> _ASSIGNMENT_
Scan the material for the word "movie", then return every line where it appears.

TASK MATERIAL Start Marker

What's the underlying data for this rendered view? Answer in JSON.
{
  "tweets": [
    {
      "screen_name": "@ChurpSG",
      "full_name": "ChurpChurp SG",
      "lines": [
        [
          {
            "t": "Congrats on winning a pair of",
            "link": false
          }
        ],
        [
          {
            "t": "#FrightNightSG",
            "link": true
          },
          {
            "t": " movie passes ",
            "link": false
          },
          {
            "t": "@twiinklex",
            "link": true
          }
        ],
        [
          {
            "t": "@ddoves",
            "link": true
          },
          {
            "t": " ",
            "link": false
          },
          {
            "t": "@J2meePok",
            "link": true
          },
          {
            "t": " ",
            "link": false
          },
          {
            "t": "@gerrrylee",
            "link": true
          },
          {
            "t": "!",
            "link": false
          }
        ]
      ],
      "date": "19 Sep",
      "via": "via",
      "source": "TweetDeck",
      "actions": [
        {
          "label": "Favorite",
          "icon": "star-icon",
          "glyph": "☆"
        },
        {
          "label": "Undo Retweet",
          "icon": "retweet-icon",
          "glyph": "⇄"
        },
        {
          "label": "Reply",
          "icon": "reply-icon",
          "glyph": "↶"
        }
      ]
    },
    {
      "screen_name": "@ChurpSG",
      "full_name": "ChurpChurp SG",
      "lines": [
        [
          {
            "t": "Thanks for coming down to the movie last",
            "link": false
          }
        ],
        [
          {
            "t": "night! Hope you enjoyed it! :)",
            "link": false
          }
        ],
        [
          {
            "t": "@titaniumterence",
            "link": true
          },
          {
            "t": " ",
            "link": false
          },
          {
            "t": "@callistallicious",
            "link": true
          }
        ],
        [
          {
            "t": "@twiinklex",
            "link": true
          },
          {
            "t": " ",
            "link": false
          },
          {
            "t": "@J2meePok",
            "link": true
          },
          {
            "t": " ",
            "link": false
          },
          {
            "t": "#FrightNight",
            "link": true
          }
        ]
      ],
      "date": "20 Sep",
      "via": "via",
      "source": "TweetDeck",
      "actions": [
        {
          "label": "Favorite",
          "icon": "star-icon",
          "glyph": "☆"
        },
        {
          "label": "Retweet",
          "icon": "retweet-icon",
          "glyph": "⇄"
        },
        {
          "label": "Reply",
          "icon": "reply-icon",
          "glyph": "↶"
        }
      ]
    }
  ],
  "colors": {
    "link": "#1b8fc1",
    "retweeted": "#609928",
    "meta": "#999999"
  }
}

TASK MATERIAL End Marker

> _YOUR RESPONSE_
            "t": " movie passes ",
            "t": "Thanks for coming down to the movie last",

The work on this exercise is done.